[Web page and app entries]
Segment Open
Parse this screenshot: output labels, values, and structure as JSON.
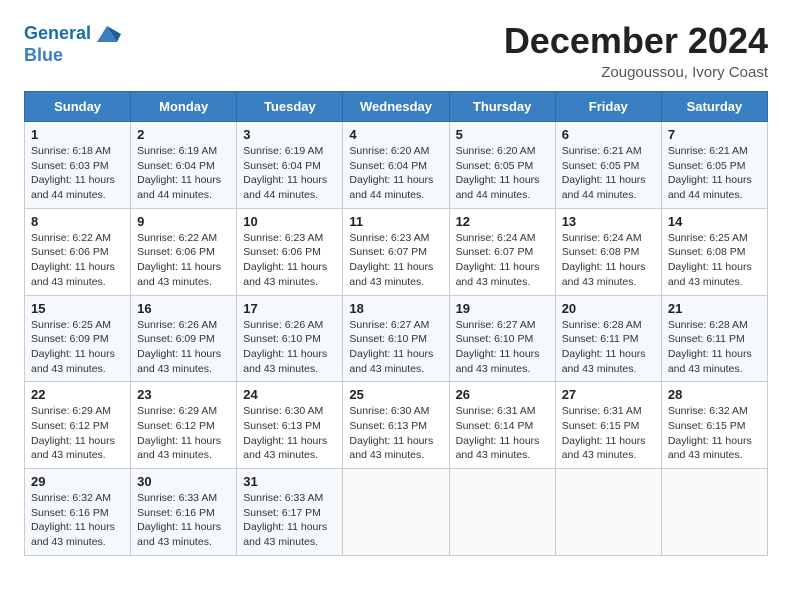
{
  "header": {
    "logo_line1": "General",
    "logo_line2": "Blue",
    "month_title": "December 2024",
    "location": "Zougoussou, Ivory Coast"
  },
  "weekdays": [
    "Sunday",
    "Monday",
    "Tuesday",
    "Wednesday",
    "Thursday",
    "Friday",
    "Saturday"
  ],
  "weeks": [
    [
      {
        "day": "1",
        "sunrise": "6:18 AM",
        "sunset": "6:03 PM",
        "daylight": "11 hours and 44 minutes."
      },
      {
        "day": "2",
        "sunrise": "6:19 AM",
        "sunset": "6:04 PM",
        "daylight": "11 hours and 44 minutes."
      },
      {
        "day": "3",
        "sunrise": "6:19 AM",
        "sunset": "6:04 PM",
        "daylight": "11 hours and 44 minutes."
      },
      {
        "day": "4",
        "sunrise": "6:20 AM",
        "sunset": "6:04 PM",
        "daylight": "11 hours and 44 minutes."
      },
      {
        "day": "5",
        "sunrise": "6:20 AM",
        "sunset": "6:05 PM",
        "daylight": "11 hours and 44 minutes."
      },
      {
        "day": "6",
        "sunrise": "6:21 AM",
        "sunset": "6:05 PM",
        "daylight": "11 hours and 44 minutes."
      },
      {
        "day": "7",
        "sunrise": "6:21 AM",
        "sunset": "6:05 PM",
        "daylight": "11 hours and 44 minutes."
      }
    ],
    [
      {
        "day": "8",
        "sunrise": "6:22 AM",
        "sunset": "6:06 PM",
        "daylight": "11 hours and 43 minutes."
      },
      {
        "day": "9",
        "sunrise": "6:22 AM",
        "sunset": "6:06 PM",
        "daylight": "11 hours and 43 minutes."
      },
      {
        "day": "10",
        "sunrise": "6:23 AM",
        "sunset": "6:06 PM",
        "daylight": "11 hours and 43 minutes."
      },
      {
        "day": "11",
        "sunrise": "6:23 AM",
        "sunset": "6:07 PM",
        "daylight": "11 hours and 43 minutes."
      },
      {
        "day": "12",
        "sunrise": "6:24 AM",
        "sunset": "6:07 PM",
        "daylight": "11 hours and 43 minutes."
      },
      {
        "day": "13",
        "sunrise": "6:24 AM",
        "sunset": "6:08 PM",
        "daylight": "11 hours and 43 minutes."
      },
      {
        "day": "14",
        "sunrise": "6:25 AM",
        "sunset": "6:08 PM",
        "daylight": "11 hours and 43 minutes."
      }
    ],
    [
      {
        "day": "15",
        "sunrise": "6:25 AM",
        "sunset": "6:09 PM",
        "daylight": "11 hours and 43 minutes."
      },
      {
        "day": "16",
        "sunrise": "6:26 AM",
        "sunset": "6:09 PM",
        "daylight": "11 hours and 43 minutes."
      },
      {
        "day": "17",
        "sunrise": "6:26 AM",
        "sunset": "6:10 PM",
        "daylight": "11 hours and 43 minutes."
      },
      {
        "day": "18",
        "sunrise": "6:27 AM",
        "sunset": "6:10 PM",
        "daylight": "11 hours and 43 minutes."
      },
      {
        "day": "19",
        "sunrise": "6:27 AM",
        "sunset": "6:10 PM",
        "daylight": "11 hours and 43 minutes."
      },
      {
        "day": "20",
        "sunrise": "6:28 AM",
        "sunset": "6:11 PM",
        "daylight": "11 hours and 43 minutes."
      },
      {
        "day": "21",
        "sunrise": "6:28 AM",
        "sunset": "6:11 PM",
        "daylight": "11 hours and 43 minutes."
      }
    ],
    [
      {
        "day": "22",
        "sunrise": "6:29 AM",
        "sunset": "6:12 PM",
        "daylight": "11 hours and 43 minutes."
      },
      {
        "day": "23",
        "sunrise": "6:29 AM",
        "sunset": "6:12 PM",
        "daylight": "11 hours and 43 minutes."
      },
      {
        "day": "24",
        "sunrise": "6:30 AM",
        "sunset": "6:13 PM",
        "daylight": "11 hours and 43 minutes."
      },
      {
        "day": "25",
        "sunrise": "6:30 AM",
        "sunset": "6:13 PM",
        "daylight": "11 hours and 43 minutes."
      },
      {
        "day": "26",
        "sunrise": "6:31 AM",
        "sunset": "6:14 PM",
        "daylight": "11 hours and 43 minutes."
      },
      {
        "day": "27",
        "sunrise": "6:31 AM",
        "sunset": "6:15 PM",
        "daylight": "11 hours and 43 minutes."
      },
      {
        "day": "28",
        "sunrise": "6:32 AM",
        "sunset": "6:15 PM",
        "daylight": "11 hours and 43 minutes."
      }
    ],
    [
      {
        "day": "29",
        "sunrise": "6:32 AM",
        "sunset": "6:16 PM",
        "daylight": "11 hours and 43 minutes."
      },
      {
        "day": "30",
        "sunrise": "6:33 AM",
        "sunset": "6:16 PM",
        "daylight": "11 hours and 43 minutes."
      },
      {
        "day": "31",
        "sunrise": "6:33 AM",
        "sunset": "6:17 PM",
        "daylight": "11 hours and 43 minutes."
      },
      null,
      null,
      null,
      null
    ]
  ]
}
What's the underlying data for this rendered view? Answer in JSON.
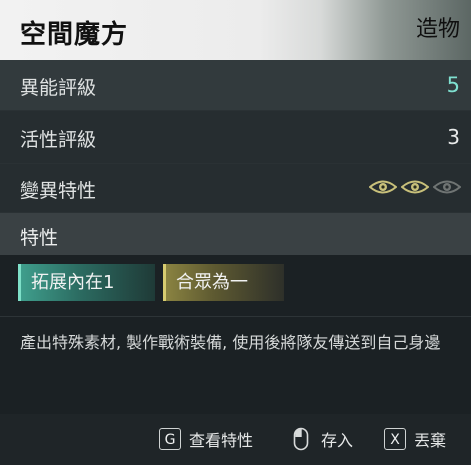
{
  "header": {
    "title": "空間魔方",
    "type_label": "造物"
  },
  "stats": [
    {
      "label": "異能評級",
      "value": "5"
    },
    {
      "label": "活性評級",
      "value": "3"
    },
    {
      "label": "變異特性",
      "eyes_active": 2,
      "eyes_total": 3
    }
  ],
  "traits_section": {
    "label": "特性"
  },
  "traits": [
    {
      "label": "拓展內在1",
      "color": "#3f9e8c"
    },
    {
      "label": "合眾為一",
      "color": "#8a8341"
    }
  ],
  "description": "產出特殊素材, 製作戰術裝備, 使用後將隊友傳送到自己身邊",
  "footer": {
    "view_key": "G",
    "view_label": "查看特性",
    "store_label": "存入",
    "drop_key": "X",
    "drop_label": "丟棄"
  },
  "colors": {
    "accent_teal": "#7fe0d0",
    "eye_gold": "#c8c07a",
    "eye_dim": "#6f7473"
  }
}
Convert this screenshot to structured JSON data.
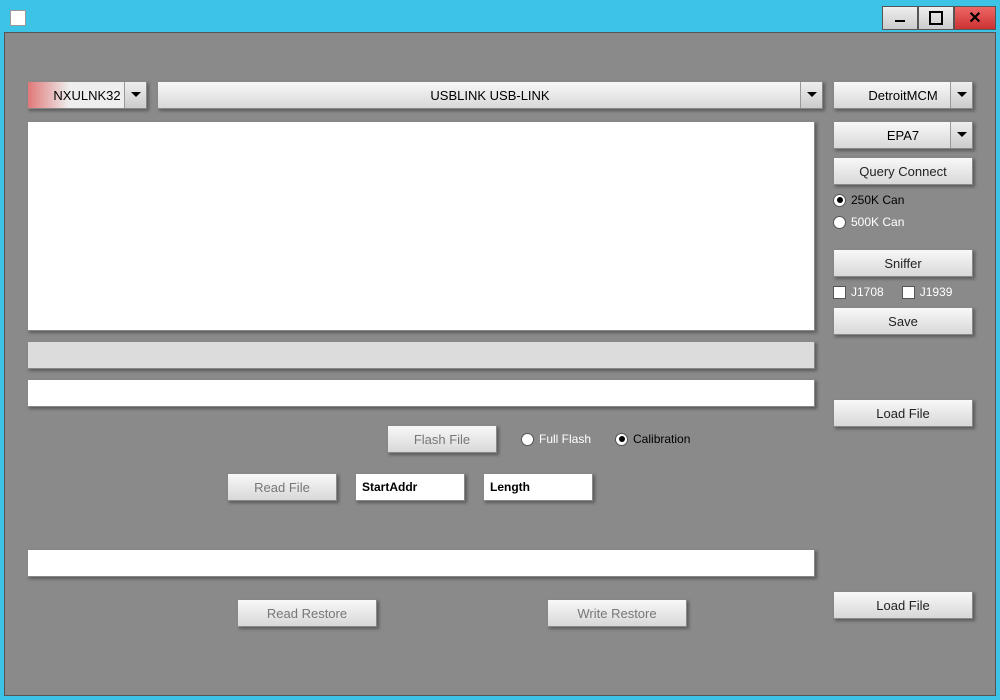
{
  "title": "",
  "window_buttons": {
    "min": "–",
    "max": "▢",
    "close": "✕"
  },
  "dropdowns": {
    "adapter": "NXULNK32",
    "device": "USBLINK USB-LINK",
    "module": "DetroitMCM",
    "epa": "EPA7"
  },
  "buttons": {
    "query_connect": "Query Connect",
    "sniffer": "Sniffer",
    "save": "Save",
    "load_file_1": "Load File",
    "load_file_2": "Load File",
    "flash_file": "Flash File",
    "read_file": "Read File",
    "read_restore": "Read Restore",
    "write_restore": "Write Restore"
  },
  "radios": {
    "can250": "250K Can",
    "can500": "500K Can",
    "full_flash": "Full Flash",
    "calibration": "Calibration"
  },
  "checks": {
    "j1708": "J1708",
    "j1939": "J1939"
  },
  "inputs": {
    "start_addr_placeholder": "StartAddr",
    "length_placeholder": "Length"
  }
}
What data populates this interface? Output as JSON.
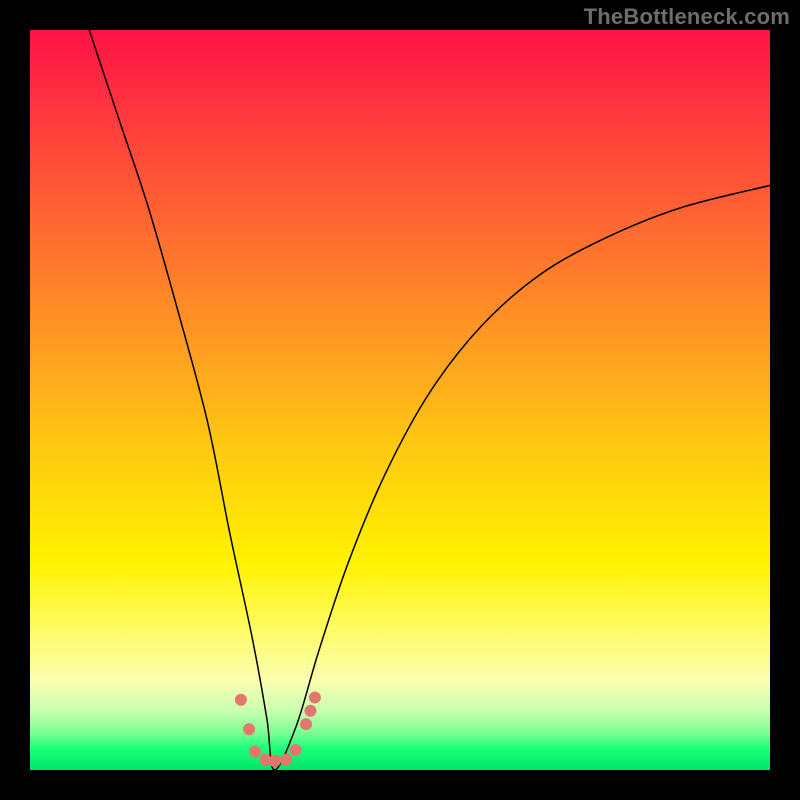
{
  "watermark": "TheBottleneck.com",
  "chart_data": {
    "type": "line",
    "title": "",
    "xlabel": "",
    "ylabel": "",
    "xlim": [
      0,
      100
    ],
    "ylim": [
      0,
      100
    ],
    "grid": false,
    "legend": false,
    "note": "Axes have no tick labels; values are estimated relative percentages over the 740×740 plot area (0=left/bottom, 100=right/top). The curve is a V-shape with minimum near x≈33, y≈0 and rises steeply on both sides. Scatter points cluster at the bottom of the V.",
    "series": [
      {
        "name": "bottleneck-curve",
        "type": "line",
        "x": [
          8,
          12,
          16,
          20,
          24,
          27,
          30,
          32,
          33,
          36,
          39,
          43,
          48,
          54,
          61,
          69,
          78,
          88,
          100
        ],
        "y": [
          100,
          88,
          76,
          62,
          47,
          32,
          18,
          7,
          0,
          6,
          16,
          28,
          40,
          51,
          60,
          67,
          72,
          76,
          79
        ]
      },
      {
        "name": "measured-points",
        "type": "scatter",
        "points": [
          {
            "x": 28.5,
            "y": 9.5
          },
          {
            "x": 29.6,
            "y": 5.5
          },
          {
            "x": 30.4,
            "y": 2.5
          },
          {
            "x": 31.8,
            "y": 1.4
          },
          {
            "x": 33.1,
            "y": 1.2
          },
          {
            "x": 34.6,
            "y": 1.4
          },
          {
            "x": 35.9,
            "y": 2.7
          },
          {
            "x": 37.3,
            "y": 6.2
          },
          {
            "x": 37.9,
            "y": 8.0
          },
          {
            "x": 38.5,
            "y": 9.8
          }
        ]
      }
    ]
  }
}
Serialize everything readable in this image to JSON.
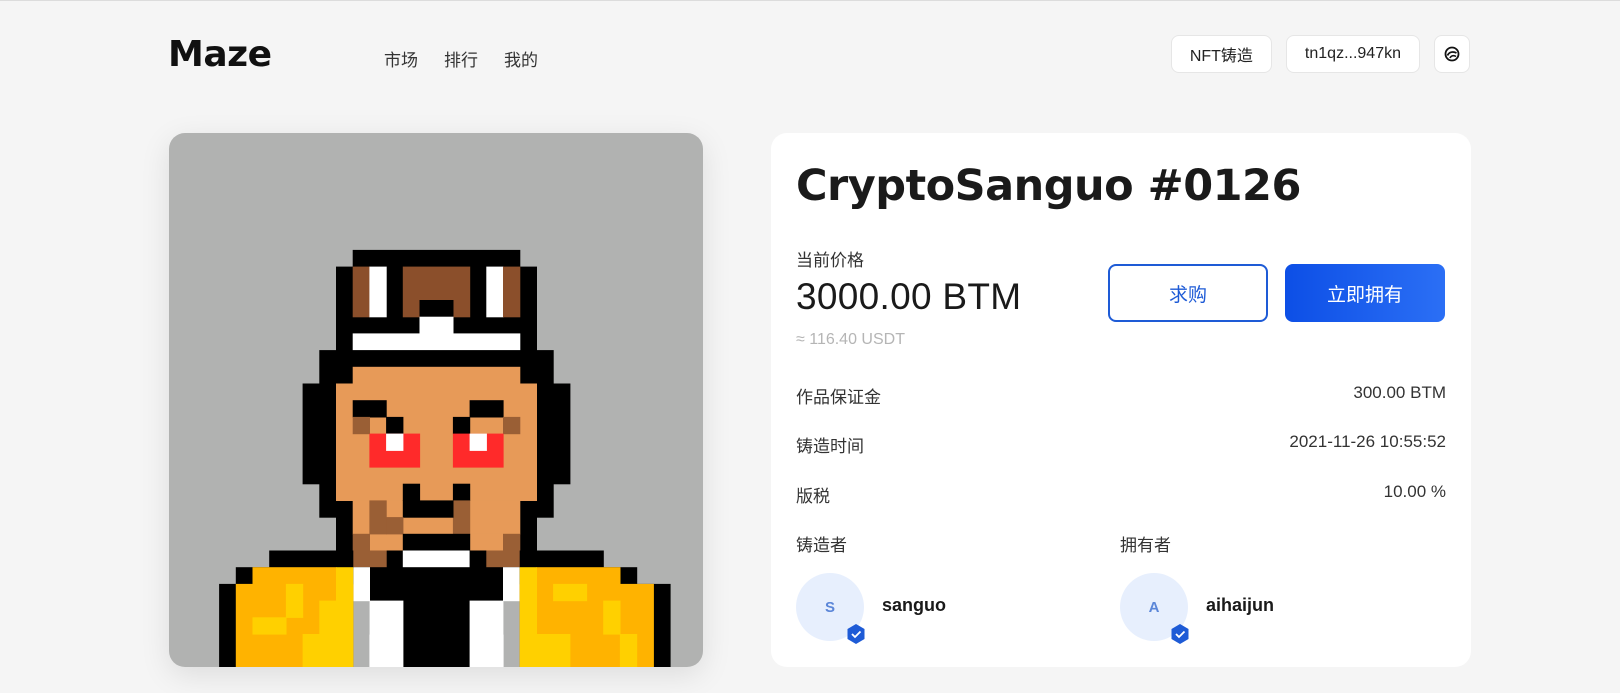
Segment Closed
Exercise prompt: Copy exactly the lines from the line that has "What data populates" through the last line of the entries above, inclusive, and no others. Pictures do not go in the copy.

Task answer:
What data populates this interface? Output as JSON.
{
  "watermark": "TheBottleneck.com",
  "chart_data": {
    "type": "line",
    "title": "",
    "xlabel": "",
    "ylabel": "",
    "xlim": [
      0,
      100
    ],
    "ylim": [
      0,
      100
    ],
    "grid": false,
    "legend": false,
    "note": "Axes have no tick labels; values are estimated relative percentages over the 740×740 plot area (0=left/bottom, 100=right/top). The curve is a V-shape with minimum near x≈33, y≈0 and rises steeply on both sides. Scatter points cluster at the bottom of the V.",
    "series": [
      {
        "name": "bottleneck-curve",
        "type": "line",
        "x": [
          8,
          12,
          16,
          20,
          24,
          27,
          30,
          32,
          33,
          36,
          39,
          43,
          48,
          54,
          61,
          69,
          78,
          88,
          100
        ],
        "y": [
          100,
          88,
          76,
          62,
          47,
          32,
          18,
          7,
          0,
          6,
          16,
          28,
          40,
          51,
          60,
          67,
          72,
          76,
          79
        ]
      },
      {
        "name": "measured-points",
        "type": "scatter",
        "points": [
          {
            "x": 28.5,
            "y": 9.5
          },
          {
            "x": 29.6,
            "y": 5.5
          },
          {
            "x": 30.4,
            "y": 2.5
          },
          {
            "x": 31.8,
            "y": 1.4
          },
          {
            "x": 33.1,
            "y": 1.2
          },
          {
            "x": 34.6,
            "y": 1.4
          },
          {
            "x": 35.9,
            "y": 2.7
          },
          {
            "x": 37.3,
            "y": 6.2
          },
          {
            "x": 37.9,
            "y": 8.0
          },
          {
            "x": 38.5,
            "y": 9.8
          }
        ]
      }
    ]
  }
}
Serialize everything readable in this image to JSON.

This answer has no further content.